REQUIRED WORK
Exactly as written, retype the listing below, omitting the pictures.

RECORDED DATA
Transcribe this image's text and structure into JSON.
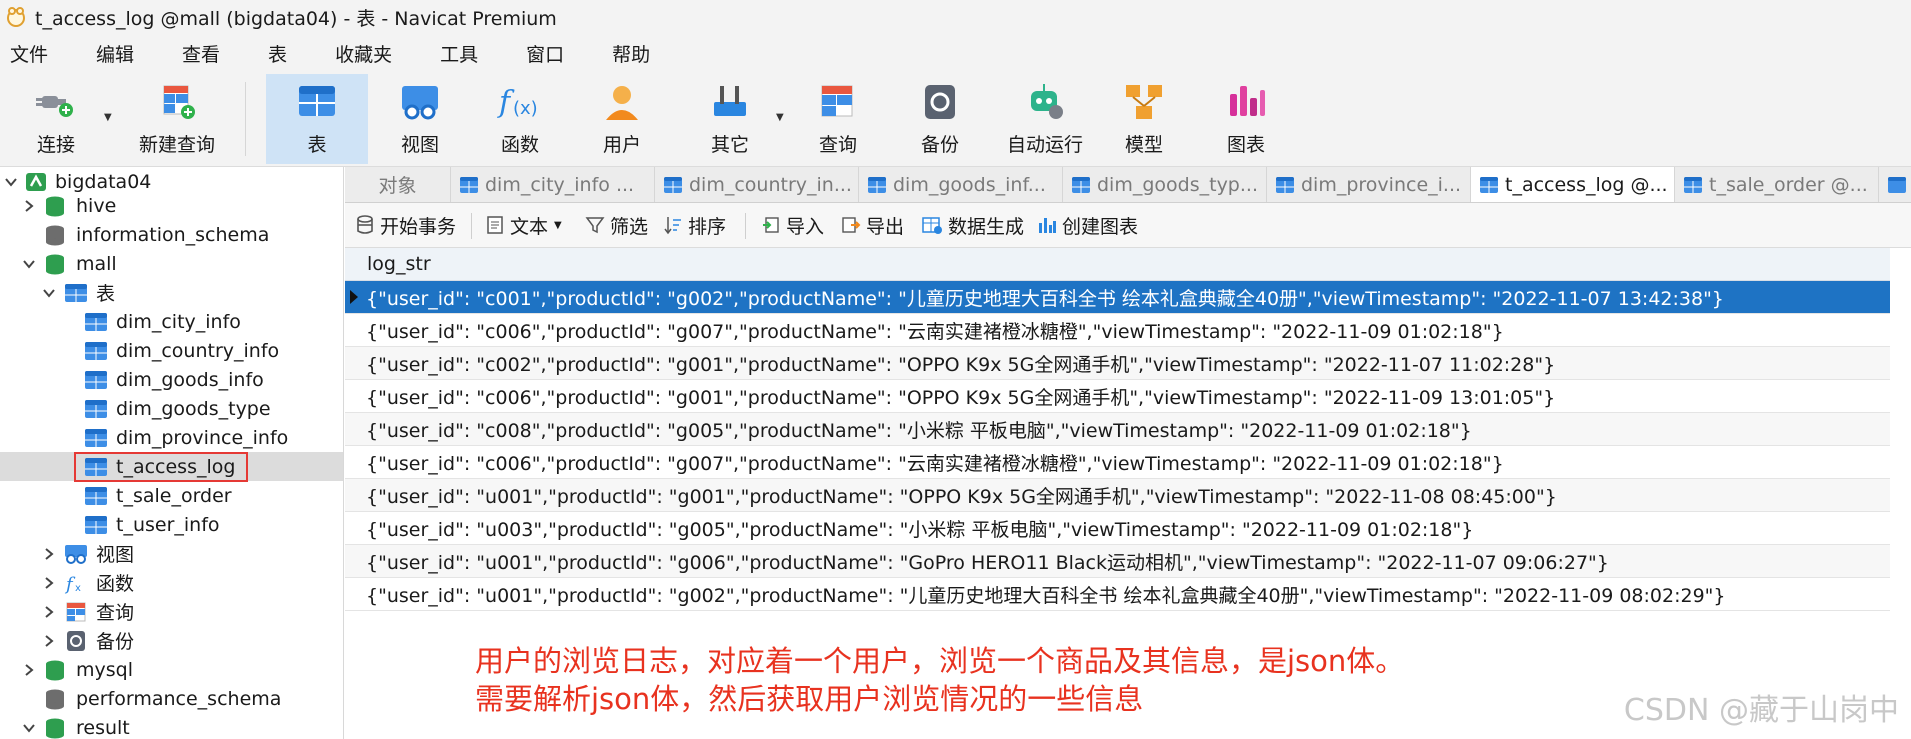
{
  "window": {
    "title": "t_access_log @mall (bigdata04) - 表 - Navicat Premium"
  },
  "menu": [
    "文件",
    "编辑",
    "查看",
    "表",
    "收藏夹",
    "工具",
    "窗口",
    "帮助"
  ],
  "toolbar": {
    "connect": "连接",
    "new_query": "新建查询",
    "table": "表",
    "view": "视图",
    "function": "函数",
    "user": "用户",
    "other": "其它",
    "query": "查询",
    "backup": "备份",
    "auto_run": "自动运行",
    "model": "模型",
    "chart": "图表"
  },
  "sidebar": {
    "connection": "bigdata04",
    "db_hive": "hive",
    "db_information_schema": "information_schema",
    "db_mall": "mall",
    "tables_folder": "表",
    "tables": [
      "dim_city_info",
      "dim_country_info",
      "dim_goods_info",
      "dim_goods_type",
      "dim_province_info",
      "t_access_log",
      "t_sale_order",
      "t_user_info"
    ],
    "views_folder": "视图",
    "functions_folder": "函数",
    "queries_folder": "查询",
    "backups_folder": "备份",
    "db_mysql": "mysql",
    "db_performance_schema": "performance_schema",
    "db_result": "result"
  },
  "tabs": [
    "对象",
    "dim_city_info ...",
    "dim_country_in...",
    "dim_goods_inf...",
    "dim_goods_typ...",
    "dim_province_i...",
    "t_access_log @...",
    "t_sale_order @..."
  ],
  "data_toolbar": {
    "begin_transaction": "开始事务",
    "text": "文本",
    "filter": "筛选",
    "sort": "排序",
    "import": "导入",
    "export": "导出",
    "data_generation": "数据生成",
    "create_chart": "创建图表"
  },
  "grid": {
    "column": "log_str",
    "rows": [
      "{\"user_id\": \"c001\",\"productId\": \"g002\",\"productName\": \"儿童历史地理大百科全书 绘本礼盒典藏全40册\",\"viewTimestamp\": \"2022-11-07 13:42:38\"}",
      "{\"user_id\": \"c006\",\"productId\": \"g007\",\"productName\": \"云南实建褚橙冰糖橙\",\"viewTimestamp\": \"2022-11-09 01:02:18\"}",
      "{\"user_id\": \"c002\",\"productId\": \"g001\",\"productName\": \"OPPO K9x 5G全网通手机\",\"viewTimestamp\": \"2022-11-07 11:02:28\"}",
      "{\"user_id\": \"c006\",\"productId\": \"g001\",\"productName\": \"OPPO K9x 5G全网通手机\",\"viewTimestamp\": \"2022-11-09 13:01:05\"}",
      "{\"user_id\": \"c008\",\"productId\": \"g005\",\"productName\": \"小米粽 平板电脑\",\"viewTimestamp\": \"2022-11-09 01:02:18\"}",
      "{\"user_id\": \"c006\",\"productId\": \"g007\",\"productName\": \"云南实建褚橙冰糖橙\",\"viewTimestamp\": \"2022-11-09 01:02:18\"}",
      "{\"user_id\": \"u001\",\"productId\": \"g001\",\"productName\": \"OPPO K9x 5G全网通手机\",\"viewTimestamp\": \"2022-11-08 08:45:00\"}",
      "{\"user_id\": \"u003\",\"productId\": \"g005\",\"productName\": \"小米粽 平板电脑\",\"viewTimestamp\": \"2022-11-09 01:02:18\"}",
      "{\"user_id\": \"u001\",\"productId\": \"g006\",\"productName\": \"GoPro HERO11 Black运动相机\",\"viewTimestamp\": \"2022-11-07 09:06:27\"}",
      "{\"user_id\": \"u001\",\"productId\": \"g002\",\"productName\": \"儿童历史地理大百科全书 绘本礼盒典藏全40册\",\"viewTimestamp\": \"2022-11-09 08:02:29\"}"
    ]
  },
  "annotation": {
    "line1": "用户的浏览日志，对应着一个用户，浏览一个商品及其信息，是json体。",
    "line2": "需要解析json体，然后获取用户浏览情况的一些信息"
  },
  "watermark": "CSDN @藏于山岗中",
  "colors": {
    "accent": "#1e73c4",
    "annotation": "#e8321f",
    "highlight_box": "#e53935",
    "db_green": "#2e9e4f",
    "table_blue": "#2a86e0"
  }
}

RESULT BELOW
Transcribe this image's text and structure into JSON.
{
  "window": {
    "title": "t_access_log @mall (bigdata04) - 表 - Navicat Premium"
  },
  "menu": [
    "文件",
    "编辑",
    "查看",
    "表",
    "收藏夹",
    "工具",
    "窗口",
    "帮助"
  ],
  "toolbar": {
    "connect": "连接",
    "new_query": "新建查询",
    "table": "表",
    "view": "视图",
    "function": "函数",
    "user": "用户",
    "other": "其它",
    "query": "查询",
    "backup": "备份",
    "auto_run": "自动运行",
    "model": "模型",
    "chart": "图表"
  },
  "sidebar": {
    "connection": "bigdata04",
    "db_hive": "hive",
    "db_information_schema": "information_schema",
    "db_mall": "mall",
    "tables_folder": "表",
    "tables": [
      "dim_city_info",
      "dim_country_info",
      "dim_goods_info",
      "dim_goods_type",
      "dim_province_info",
      "t_access_log",
      "t_sale_order",
      "t_user_info"
    ],
    "views_folder": "视图",
    "functions_folder": "函数",
    "queries_folder": "查询",
    "backups_folder": "备份",
    "db_mysql": "mysql",
    "db_performance_schema": "performance_schema",
    "db_result": "result"
  },
  "tabs": [
    "对象",
    "dim_city_info ...",
    "dim_country_in...",
    "dim_goods_inf...",
    "dim_goods_typ...",
    "dim_province_i...",
    "t_access_log @...",
    "t_sale_order @..."
  ],
  "data_toolbar": {
    "begin_transaction": "开始事务",
    "text": "文本",
    "filter": "筛选",
    "sort": "排序",
    "import": "导入",
    "export": "导出",
    "data_generation": "数据生成",
    "create_chart": "创建图表"
  },
  "grid": {
    "column": "log_str",
    "rows": [
      "{\"user_id\": \"c001\",\"productId\": \"g002\",\"productName\": \"儿童历史地理大百科全书 绘本礼盒典藏全40册\",\"viewTimestamp\": \"2022-11-07 13:42:38\"}",
      "{\"user_id\": \"c006\",\"productId\": \"g007\",\"productName\": \"云南实建褚橙冰糖橙\",\"viewTimestamp\": \"2022-11-09 01:02:18\"}",
      "{\"user_id\": \"c002\",\"productId\": \"g001\",\"productName\": \"OPPO K9x 5G全网通手机\",\"viewTimestamp\": \"2022-11-07 11:02:28\"}",
      "{\"user_id\": \"c006\",\"productId\": \"g001\",\"productName\": \"OPPO K9x 5G全网通手机\",\"viewTimestamp\": \"2022-11-09 13:01:05\"}",
      "{\"user_id\": \"c008\",\"productId\": \"g005\",\"productName\": \"小米粽 平板电脑\",\"viewTimestamp\": \"2022-11-09 01:02:18\"}",
      "{\"user_id\": \"c006\",\"productId\": \"g007\",\"productName\": \"云南实建褚橙冰糖橙\",\"viewTimestamp\": \"2022-11-09 01:02:18\"}",
      "{\"user_id\": \"u001\",\"productId\": \"g001\",\"productName\": \"OPPO K9x 5G全网通手机\",\"viewTimestamp\": \"2022-11-08 08:45:00\"}",
      "{\"user_id\": \"u003\",\"productId\": \"g005\",\"productName\": \"小米粽 平板电脑\",\"viewTimestamp\": \"2022-11-09 01:02:18\"}",
      "{\"user_id\": \"u001\",\"productId\": \"g006\",\"productName\": \"GoPro HERO11 Black运动相机\",\"viewTimestamp\": \"2022-11-07 09:06:27\"}",
      "{\"user_id\": \"u001\",\"productId\": \"g002\",\"productName\": \"儿童历史地理大百科全书 绘本礼盒典藏全40册\",\"viewTimestamp\": \"2022-11-09 08:02:29\"}"
    ]
  },
  "annotation": {
    "line1": "用户的浏览日志，对应着一个用户，浏览一个商品及其信息，是json体。",
    "line2": "需要解析json体，然后获取用户浏览情况的一些信息"
  },
  "watermark": "CSDN @藏于山岗中",
  "colors": {
    "accent": "#1e73c4",
    "annotation": "#e8321f",
    "highlight_box": "#e53935",
    "db_green": "#2e9e4f",
    "table_blue": "#2a86e0"
  }
}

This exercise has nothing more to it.